===== PROVIDED ENTRIES =====

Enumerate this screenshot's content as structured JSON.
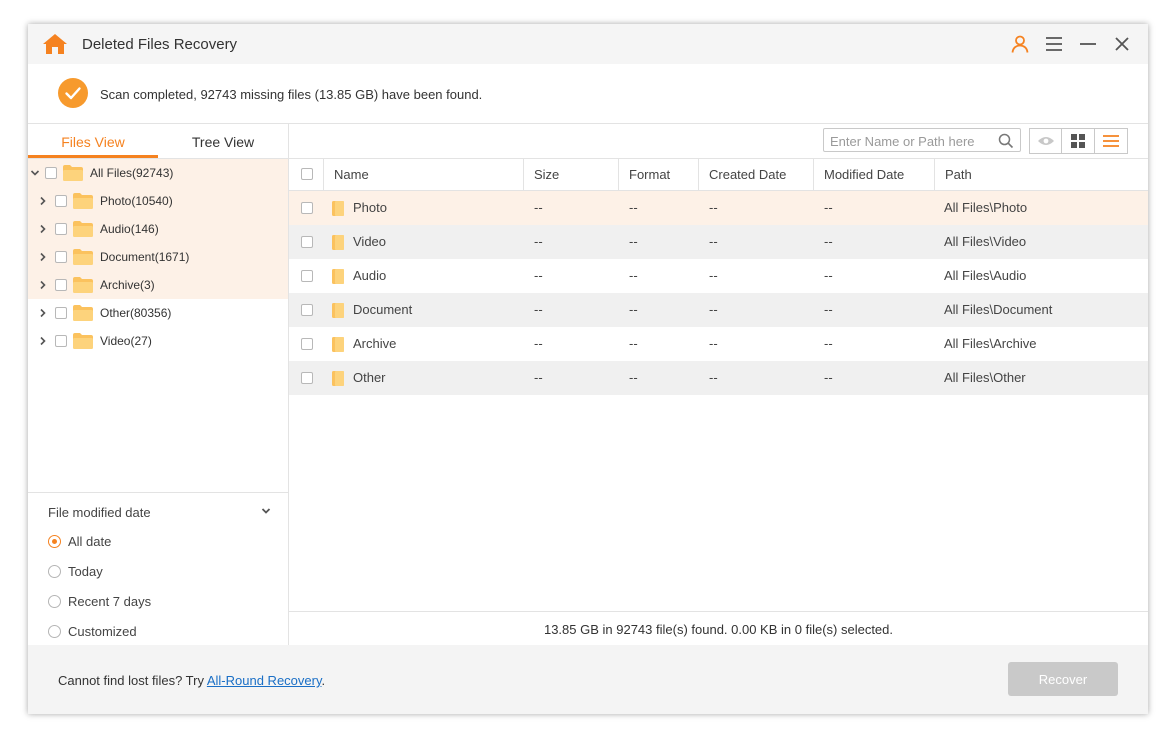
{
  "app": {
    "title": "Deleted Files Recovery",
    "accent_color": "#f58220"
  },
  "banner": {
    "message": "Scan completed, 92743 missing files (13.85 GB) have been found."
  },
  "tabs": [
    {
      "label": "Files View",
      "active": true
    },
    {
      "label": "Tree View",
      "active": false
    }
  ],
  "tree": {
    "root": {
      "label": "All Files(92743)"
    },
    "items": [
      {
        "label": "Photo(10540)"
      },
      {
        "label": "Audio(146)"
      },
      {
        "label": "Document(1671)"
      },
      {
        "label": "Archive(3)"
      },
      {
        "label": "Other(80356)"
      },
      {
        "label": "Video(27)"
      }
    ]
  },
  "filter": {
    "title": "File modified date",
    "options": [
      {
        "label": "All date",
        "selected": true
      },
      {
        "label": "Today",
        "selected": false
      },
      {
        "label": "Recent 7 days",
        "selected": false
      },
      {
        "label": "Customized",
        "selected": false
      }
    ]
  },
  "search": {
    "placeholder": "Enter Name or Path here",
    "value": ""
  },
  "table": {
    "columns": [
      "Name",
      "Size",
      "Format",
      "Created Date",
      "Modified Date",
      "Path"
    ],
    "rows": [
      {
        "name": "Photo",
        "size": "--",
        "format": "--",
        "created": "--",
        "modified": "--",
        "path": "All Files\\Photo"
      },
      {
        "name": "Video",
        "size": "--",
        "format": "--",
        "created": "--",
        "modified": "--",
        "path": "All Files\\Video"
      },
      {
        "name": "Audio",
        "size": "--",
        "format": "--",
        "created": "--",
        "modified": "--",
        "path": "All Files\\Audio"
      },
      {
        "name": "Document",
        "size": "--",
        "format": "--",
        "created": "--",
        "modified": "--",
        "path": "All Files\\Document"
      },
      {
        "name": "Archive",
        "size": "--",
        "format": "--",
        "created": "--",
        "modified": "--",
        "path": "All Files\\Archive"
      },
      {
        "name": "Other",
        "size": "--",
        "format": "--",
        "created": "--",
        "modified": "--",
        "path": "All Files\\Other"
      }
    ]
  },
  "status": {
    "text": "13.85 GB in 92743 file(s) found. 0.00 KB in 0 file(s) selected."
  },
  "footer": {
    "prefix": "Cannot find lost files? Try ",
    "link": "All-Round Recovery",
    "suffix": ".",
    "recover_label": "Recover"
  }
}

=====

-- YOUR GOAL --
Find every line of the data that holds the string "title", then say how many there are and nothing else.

-- TASK RESPONSE --
2